[Interface dataset entries]
########################################

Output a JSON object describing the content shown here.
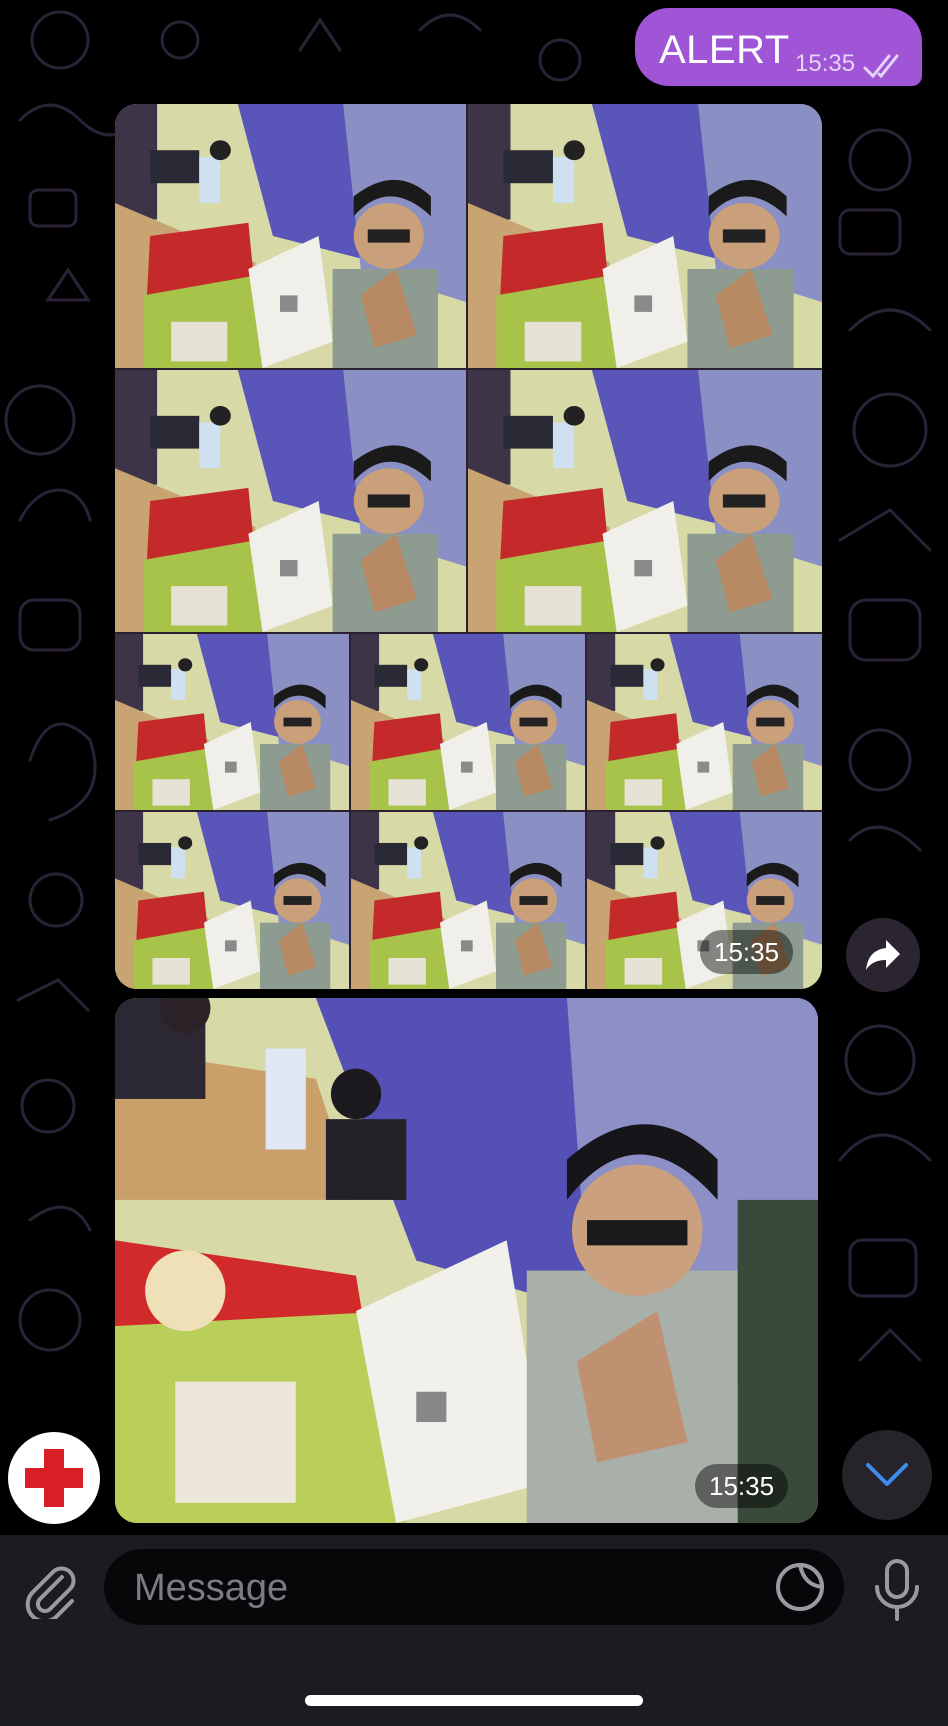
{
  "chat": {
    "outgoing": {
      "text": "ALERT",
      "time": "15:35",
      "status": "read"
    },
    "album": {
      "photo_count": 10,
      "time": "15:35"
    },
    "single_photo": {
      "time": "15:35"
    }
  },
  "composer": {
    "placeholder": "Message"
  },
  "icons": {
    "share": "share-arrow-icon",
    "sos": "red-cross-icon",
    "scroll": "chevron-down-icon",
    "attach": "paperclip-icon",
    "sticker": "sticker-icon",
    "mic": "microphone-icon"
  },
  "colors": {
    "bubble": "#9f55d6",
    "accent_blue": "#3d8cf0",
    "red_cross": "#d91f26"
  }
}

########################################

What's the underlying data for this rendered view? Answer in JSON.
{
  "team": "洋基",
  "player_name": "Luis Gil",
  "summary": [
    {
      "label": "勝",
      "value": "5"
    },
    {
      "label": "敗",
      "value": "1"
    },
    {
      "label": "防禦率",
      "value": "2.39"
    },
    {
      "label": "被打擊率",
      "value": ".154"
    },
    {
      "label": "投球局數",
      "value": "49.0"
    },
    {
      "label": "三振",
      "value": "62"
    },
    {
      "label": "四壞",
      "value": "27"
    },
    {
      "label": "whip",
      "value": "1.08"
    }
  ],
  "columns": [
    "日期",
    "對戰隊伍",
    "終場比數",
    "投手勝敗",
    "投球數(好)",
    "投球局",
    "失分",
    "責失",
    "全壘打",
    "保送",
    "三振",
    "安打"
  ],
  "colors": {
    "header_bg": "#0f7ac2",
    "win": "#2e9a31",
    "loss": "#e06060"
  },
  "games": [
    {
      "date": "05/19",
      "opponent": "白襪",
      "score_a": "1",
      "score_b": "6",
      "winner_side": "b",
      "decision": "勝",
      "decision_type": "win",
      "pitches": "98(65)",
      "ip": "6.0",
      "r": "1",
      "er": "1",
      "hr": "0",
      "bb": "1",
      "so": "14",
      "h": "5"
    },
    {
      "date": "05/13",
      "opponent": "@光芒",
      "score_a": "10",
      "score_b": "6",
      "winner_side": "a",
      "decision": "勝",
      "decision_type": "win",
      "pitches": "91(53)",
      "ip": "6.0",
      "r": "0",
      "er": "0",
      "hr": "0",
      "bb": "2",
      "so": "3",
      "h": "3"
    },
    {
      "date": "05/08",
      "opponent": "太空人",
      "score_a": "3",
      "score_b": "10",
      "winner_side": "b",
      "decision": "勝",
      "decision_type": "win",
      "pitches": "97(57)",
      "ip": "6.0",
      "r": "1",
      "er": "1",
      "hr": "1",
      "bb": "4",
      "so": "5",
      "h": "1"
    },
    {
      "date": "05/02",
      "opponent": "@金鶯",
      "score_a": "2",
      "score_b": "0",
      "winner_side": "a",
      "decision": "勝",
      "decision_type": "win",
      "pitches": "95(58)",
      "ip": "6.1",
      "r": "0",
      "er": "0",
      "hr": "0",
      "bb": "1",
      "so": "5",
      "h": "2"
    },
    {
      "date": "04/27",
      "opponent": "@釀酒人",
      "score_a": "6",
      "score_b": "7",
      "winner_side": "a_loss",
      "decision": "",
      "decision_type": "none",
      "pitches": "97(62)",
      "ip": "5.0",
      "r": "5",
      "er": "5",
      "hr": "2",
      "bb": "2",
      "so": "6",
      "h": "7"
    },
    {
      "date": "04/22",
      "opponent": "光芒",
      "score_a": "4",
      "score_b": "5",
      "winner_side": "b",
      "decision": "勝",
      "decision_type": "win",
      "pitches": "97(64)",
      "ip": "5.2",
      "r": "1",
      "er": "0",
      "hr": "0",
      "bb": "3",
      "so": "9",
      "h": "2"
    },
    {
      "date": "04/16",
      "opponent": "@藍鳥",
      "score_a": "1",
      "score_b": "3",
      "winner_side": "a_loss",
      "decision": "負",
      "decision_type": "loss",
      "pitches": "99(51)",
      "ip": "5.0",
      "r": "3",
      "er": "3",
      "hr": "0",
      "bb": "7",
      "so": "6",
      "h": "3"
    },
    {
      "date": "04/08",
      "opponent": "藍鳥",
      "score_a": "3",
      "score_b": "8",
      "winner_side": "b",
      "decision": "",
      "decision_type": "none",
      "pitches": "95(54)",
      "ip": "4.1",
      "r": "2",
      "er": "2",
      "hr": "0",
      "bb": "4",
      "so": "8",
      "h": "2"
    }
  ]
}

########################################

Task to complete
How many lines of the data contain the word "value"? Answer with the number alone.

Exercise output
8